If you were alive and kicking in the ‘80s, you probably know about a PBS show called Reading Rainbow. Well, guess what kids (and former kids)? It’s coming back. And for some of the very same reasons it came into being back then.
The original PBS show was first created because of what teachers called “the summer loss phenomenon.” During summer vacation, young kids tended to lose some of their reading chops because they weren’t picking up books when they could be out at the pool or running through the sprinklers instead. So, PBS created a fun show youngsters could watch on TV—focusing on field trips, musical bits and book-of-the-day readings—and therein be motivated by host LeVar Burton to get back into some nifty stories.
Parents loved it.
Teachers were pleased as punch, too.
The showbecame so popular, in fact, that it ended up becoming the most-watched PBS program in the classroom, racking up a school library of more than 150 programs.
Flash ahead almost 40 years, and kids seem to need another fun grab-a-book nudge thanks to remote learning necessities and pandemic lockdowns. They may not be out in the sprinklers, but they’re still not taking a lot of time to “explore the joys of reading”, as the old Reading Rainbow announcer proclaimed. And finding great books can slip a bit on the parental radar.
Can you say, “Where’s my Reading Rainbow?”
The new version, called Reading Rainbow Live is set to launch in early 2022. The structure of the show will reportedly be very similar to the old beloved one … with a few changes. You won’t see LeVar Burton’s smiling mustachioed face, for one thing. The show’s creative director, Amy Guglielmo, told CBS News that the program will feature a group of different hosts, known as “Rainbows.” “We really want kids to see themselves in the books that we’re choosing, and we’re going to use diverse creators, authors, illustrators, settings.”
On top of that, because its 2021, young viewers “will be able to engage with the live show via a virtual platform.” Meaning that they can not only watch and enjoy, they get to plug into the experience and ask questions and the like as the show live streams.
Of course, another thing about it being 2021 (and no longer 1983) is the fact that there are no guarantees about what kind of content this new Reading Rainbow might have tucked away in its pages and stories. As we often see with new kid show reboots, things may not always be as family-room friendly as we remember.
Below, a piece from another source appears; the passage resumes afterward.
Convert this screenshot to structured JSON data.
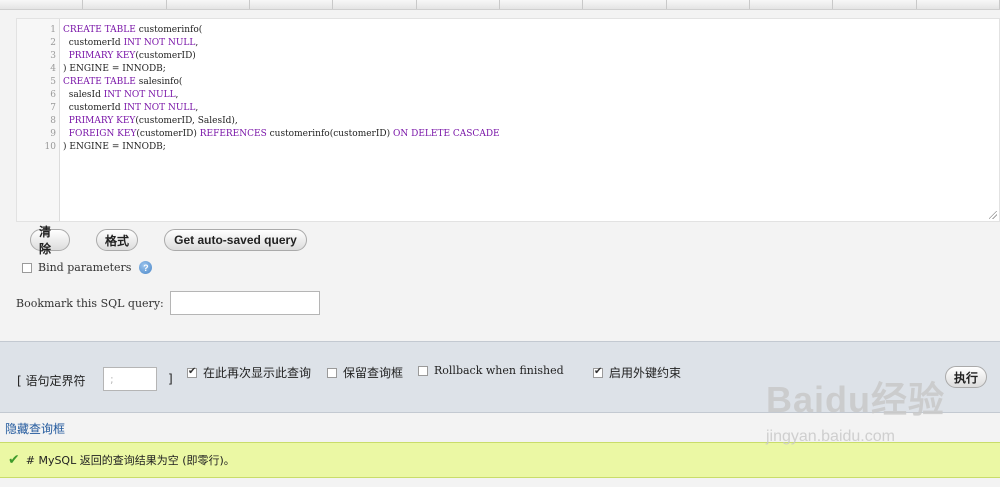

But, hey, that’s what we’re here for. Plugged In will keep an ear to the ground and give you a full review of the new show as soon as it comes into view. After all, we want to encourage everyone to explore the joys of reading, too.